Website and app data records:
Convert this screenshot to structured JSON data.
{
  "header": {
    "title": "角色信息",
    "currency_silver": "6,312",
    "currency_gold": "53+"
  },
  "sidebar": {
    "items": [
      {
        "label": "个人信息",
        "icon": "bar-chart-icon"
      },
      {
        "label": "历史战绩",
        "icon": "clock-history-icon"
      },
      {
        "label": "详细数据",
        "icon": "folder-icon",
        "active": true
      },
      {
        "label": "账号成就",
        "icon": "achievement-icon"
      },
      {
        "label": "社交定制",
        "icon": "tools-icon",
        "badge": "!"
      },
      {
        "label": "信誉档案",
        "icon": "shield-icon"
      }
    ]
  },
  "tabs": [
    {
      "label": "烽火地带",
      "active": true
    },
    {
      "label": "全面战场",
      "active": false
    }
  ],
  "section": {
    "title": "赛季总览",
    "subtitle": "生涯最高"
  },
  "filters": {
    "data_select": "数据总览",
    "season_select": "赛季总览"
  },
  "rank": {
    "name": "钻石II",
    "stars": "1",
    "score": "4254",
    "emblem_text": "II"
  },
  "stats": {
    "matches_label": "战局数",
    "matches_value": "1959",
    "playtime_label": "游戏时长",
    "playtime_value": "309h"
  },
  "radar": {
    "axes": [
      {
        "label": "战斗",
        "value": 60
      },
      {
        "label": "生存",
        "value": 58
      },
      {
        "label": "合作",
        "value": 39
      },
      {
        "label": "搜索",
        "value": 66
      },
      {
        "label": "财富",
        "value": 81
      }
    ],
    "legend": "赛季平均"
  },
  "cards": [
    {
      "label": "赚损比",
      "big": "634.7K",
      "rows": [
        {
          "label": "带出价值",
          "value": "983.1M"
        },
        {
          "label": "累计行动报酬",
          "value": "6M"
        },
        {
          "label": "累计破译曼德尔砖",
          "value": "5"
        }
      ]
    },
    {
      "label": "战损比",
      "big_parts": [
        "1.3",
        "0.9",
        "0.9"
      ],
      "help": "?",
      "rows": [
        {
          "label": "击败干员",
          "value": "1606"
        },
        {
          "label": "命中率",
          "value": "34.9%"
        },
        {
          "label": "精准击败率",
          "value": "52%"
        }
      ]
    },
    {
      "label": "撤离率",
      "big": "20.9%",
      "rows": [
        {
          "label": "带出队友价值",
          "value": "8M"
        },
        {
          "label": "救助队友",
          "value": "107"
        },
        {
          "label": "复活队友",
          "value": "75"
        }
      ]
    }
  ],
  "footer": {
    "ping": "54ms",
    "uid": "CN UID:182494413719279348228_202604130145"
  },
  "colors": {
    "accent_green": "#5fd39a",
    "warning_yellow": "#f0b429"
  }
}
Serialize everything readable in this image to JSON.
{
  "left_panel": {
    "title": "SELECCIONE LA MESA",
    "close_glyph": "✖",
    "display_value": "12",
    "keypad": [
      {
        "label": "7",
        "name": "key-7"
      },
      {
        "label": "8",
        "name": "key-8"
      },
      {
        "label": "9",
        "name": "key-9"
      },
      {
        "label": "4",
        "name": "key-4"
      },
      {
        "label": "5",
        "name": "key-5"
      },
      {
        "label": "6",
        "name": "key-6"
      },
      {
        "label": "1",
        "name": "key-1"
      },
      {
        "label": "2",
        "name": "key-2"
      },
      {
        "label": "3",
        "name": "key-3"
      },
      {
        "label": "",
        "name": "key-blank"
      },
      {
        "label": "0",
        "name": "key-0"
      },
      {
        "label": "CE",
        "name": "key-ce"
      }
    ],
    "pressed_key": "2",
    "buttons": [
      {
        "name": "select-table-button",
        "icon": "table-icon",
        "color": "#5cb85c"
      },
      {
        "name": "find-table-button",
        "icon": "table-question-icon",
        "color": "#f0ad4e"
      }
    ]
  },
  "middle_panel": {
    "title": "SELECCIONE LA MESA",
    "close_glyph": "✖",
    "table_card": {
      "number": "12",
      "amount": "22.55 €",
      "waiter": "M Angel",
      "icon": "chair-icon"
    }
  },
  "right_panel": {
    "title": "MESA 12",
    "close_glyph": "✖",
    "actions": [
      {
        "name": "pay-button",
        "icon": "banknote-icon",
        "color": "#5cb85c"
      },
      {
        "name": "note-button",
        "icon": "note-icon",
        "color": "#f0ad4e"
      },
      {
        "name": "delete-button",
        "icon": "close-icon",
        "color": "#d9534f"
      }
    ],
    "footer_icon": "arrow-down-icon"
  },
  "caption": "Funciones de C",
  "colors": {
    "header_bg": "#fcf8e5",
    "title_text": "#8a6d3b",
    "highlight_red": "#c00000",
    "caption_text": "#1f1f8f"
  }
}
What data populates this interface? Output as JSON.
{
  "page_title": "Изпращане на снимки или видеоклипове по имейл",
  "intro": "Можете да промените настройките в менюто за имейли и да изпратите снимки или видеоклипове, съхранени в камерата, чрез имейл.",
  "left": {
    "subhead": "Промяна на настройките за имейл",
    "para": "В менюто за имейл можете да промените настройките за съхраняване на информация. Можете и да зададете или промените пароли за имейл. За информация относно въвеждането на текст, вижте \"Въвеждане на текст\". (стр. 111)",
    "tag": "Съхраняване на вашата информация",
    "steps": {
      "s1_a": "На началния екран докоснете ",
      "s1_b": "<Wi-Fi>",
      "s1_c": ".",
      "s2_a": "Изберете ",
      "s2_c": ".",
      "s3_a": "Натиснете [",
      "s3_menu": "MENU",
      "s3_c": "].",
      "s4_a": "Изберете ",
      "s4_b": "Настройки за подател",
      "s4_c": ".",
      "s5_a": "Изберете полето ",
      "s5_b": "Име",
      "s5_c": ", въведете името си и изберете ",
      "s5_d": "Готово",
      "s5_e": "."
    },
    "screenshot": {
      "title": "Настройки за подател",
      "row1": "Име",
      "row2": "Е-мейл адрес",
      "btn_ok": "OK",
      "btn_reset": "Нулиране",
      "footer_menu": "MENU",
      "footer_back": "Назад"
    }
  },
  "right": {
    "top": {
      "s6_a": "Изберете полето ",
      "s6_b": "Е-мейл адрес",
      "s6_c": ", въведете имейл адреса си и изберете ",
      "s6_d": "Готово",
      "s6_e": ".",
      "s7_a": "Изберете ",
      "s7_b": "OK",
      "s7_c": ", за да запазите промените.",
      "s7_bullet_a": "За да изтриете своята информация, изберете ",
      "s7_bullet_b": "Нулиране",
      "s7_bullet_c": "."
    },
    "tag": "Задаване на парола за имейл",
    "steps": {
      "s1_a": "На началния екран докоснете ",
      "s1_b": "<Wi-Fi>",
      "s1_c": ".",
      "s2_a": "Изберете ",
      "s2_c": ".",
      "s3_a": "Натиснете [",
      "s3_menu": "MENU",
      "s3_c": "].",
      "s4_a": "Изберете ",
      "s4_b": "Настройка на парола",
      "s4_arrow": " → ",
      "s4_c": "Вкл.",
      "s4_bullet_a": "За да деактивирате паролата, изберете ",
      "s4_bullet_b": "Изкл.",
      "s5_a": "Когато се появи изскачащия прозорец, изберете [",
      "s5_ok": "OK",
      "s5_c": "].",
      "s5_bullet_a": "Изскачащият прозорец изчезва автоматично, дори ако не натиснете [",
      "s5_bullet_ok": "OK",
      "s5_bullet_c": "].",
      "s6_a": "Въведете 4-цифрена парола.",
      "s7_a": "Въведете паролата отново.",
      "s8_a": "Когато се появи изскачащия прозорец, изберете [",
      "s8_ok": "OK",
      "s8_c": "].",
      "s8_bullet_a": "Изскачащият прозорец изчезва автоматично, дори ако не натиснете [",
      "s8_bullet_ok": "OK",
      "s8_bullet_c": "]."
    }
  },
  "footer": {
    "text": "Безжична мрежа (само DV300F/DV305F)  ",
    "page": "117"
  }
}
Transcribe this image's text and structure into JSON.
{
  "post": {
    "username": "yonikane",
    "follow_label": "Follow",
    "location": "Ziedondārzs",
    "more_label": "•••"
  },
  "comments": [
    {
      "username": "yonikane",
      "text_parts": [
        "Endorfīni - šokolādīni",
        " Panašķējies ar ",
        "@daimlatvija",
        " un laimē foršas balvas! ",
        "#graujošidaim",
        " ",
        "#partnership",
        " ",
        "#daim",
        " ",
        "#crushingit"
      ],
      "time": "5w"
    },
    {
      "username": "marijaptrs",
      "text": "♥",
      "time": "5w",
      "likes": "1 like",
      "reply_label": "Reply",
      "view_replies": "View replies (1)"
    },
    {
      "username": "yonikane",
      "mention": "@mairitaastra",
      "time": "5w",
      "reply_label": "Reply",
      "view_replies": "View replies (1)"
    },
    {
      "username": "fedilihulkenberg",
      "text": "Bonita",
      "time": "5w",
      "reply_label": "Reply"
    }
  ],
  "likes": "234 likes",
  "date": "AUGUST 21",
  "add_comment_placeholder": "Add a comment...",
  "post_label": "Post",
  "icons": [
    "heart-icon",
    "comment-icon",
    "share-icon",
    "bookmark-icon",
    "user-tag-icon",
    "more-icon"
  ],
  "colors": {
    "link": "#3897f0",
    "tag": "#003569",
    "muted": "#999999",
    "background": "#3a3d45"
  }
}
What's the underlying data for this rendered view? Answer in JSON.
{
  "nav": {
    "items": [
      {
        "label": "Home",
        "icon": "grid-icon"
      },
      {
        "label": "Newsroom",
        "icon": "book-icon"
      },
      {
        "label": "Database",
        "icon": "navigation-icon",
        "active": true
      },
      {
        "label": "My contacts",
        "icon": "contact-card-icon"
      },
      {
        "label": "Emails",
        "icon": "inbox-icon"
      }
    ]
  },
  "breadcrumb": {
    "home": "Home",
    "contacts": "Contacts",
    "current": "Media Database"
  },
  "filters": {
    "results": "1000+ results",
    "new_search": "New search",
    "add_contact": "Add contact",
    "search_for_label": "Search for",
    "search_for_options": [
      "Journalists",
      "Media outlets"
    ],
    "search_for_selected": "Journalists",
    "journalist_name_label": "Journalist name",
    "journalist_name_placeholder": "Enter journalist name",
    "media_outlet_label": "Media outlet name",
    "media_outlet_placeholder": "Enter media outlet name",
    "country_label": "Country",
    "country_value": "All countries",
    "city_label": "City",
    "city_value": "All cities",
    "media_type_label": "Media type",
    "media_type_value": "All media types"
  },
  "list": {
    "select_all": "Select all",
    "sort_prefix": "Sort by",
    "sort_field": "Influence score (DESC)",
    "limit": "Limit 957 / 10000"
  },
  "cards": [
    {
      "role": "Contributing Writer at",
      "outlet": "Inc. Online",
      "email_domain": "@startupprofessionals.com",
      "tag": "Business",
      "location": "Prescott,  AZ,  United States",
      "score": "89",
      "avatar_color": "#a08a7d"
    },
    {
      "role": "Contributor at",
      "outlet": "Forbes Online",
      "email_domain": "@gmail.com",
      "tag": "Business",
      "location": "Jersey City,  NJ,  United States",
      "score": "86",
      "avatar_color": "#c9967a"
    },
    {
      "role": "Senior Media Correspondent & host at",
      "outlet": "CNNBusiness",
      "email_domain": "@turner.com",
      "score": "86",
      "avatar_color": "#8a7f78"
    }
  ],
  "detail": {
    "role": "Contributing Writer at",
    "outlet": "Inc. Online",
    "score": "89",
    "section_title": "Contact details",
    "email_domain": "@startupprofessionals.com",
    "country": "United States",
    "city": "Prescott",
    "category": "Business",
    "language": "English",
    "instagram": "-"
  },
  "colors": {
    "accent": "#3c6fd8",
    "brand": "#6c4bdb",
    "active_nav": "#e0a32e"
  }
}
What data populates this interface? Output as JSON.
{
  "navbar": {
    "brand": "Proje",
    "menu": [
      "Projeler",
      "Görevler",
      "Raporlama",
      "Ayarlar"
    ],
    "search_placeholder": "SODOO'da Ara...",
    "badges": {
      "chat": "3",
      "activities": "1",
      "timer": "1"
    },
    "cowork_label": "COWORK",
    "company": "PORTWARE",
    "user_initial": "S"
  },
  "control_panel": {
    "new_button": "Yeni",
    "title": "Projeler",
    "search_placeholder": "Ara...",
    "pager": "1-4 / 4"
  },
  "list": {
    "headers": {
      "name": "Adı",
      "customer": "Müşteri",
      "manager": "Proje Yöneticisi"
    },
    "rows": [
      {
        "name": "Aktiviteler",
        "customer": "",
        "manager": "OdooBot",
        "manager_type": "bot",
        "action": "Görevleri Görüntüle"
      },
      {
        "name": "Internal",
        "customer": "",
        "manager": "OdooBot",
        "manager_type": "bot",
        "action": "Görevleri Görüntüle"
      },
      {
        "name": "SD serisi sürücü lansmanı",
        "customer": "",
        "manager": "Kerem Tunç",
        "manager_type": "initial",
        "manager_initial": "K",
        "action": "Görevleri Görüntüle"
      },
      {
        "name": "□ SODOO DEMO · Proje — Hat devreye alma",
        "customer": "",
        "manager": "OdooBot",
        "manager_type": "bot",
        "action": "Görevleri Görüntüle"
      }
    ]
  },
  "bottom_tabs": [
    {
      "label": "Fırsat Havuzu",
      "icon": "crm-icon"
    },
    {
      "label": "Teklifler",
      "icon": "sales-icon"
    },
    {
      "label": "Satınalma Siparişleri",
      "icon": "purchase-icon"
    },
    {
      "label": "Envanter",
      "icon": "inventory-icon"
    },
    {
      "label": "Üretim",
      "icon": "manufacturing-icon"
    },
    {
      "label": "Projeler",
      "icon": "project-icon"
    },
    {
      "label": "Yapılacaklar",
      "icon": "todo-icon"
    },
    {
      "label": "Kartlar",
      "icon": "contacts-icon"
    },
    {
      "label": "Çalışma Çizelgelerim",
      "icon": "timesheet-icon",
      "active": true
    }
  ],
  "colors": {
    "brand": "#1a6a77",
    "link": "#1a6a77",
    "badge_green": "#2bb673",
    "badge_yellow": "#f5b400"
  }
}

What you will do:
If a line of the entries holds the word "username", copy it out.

Answer section:
    "username": "yonikane",
      "username": "yonikane",
      "username": "marijaptrs",
      "username": "yonikane",
      "username": "fedilihulkenberg",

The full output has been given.